§ Requirement:
Set all the entries down again, unaltered.

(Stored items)
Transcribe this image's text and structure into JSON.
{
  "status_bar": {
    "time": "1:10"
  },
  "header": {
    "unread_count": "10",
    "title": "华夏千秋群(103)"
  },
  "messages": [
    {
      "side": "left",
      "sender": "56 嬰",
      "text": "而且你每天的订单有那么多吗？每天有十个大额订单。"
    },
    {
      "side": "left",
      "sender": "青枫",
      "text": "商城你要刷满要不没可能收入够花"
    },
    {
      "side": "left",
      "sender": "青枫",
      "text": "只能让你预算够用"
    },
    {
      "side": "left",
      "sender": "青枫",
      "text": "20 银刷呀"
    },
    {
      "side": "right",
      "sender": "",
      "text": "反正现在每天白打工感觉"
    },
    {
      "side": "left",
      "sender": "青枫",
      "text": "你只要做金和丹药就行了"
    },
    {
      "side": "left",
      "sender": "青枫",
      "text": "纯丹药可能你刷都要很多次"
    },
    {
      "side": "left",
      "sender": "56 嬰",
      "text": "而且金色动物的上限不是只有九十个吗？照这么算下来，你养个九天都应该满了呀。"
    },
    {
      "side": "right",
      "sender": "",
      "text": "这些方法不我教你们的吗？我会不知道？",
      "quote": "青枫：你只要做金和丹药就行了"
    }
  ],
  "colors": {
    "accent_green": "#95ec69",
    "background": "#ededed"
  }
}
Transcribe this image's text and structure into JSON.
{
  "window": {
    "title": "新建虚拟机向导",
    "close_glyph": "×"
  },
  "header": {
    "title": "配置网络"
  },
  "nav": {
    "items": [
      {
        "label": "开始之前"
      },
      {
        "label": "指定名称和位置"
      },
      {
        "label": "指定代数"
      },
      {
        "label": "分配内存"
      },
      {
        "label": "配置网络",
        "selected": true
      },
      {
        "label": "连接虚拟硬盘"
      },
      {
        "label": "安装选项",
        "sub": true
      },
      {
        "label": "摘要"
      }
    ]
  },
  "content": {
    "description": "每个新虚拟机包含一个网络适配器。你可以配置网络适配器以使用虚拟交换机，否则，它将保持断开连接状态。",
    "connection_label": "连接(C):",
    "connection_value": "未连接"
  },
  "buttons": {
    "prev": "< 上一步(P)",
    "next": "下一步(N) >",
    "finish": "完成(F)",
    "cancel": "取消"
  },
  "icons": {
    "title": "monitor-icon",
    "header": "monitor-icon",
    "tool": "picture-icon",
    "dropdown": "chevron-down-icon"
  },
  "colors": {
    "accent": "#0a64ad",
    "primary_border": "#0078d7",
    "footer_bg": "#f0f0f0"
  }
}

§ Completed exercise:
Transcribe this image's text and structure into JSON.
{
  "status_bar": {
    "time": "1:10"
  },
  "header": {
    "unread_count": "10",
    "title": "华夏千秋群(103)"
  },
  "messages": [
    {
      "side": "left",
      "sender": "56 嬰",
      "text": "而且你每天的订单有那么多吗？每天有十个大额订单。"
    },
    {
      "side": "left",
      "sender": "青枫",
      "text": "商城你要刷满要不没可能收入够花"
    },
    {
      "side": "left",
      "sender": "青枫",
      "text": "只能让你预算够用"
    },
    {
      "side": "left",
      "sender": "青枫",
      "text": "20 银刷呀"
    },
    {
      "side": "right",
      "sender": "",
      "text": "反正现在每天白打工感觉"
    },
    {
      "side": "left",
      "sender": "青枫",
      "text": "你只要做金和丹药就行了"
    },
    {
      "side": "left",
      "sender": "青枫",
      "text": "纯丹药可能你刷都要很多次"
    },
    {
      "side": "left",
      "sender": "56 嬰",
      "text": "而且金色动物的上限不是只有九十个吗？照这么算下来，你养个九天都应该满了呀。"
    },
    {
      "side": "right",
      "sender": "",
      "text": "这些方法不我教你们的吗？我会不知道？",
      "quote": "青枫：你只要做金和丹药就行了"
    }
  ],
  "colors": {
    "accent_green": "#95ec69",
    "background": "#ededed"
  }
}
Transcribe this image's text and structure into JSON.
{
  "window": {
    "title": "新建虚拟机向导",
    "close_glyph": "×"
  },
  "header": {
    "title": "配置网络"
  },
  "nav": {
    "items": [
      {
        "label": "开始之前"
      },
      {
        "label": "指定名称和位置"
      },
      {
        "label": "指定代数"
      },
      {
        "label": "分配内存"
      },
      {
        "label": "配置网络",
        "selected": true
      },
      {
        "label": "连接虚拟硬盘"
      },
      {
        "label": "安装选项",
        "sub": true
      },
      {
        "label": "摘要"
      }
    ]
  },
  "content": {
    "description": "每个新虚拟机包含一个网络适配器。你可以配置网络适配器以使用虚拟交换机，否则，它将保持断开连接状态。",
    "connection_label": "连接(C):",
    "connection_value": "未连接"
  },
  "buttons": {
    "prev": "< 上一步(P)",
    "next": "下一步(N) >",
    "finish": "完成(F)",
    "cancel": "取消"
  },
  "icons": {
    "title": "monitor-icon",
    "header": "monitor-icon",
    "tool": "picture-icon",
    "dropdown": "chevron-down-icon"
  },
  "colors": {
    "accent": "#0a64ad",
    "primary_border": "#0078d7",
    "footer_bg": "#f0f0f0"
  }
}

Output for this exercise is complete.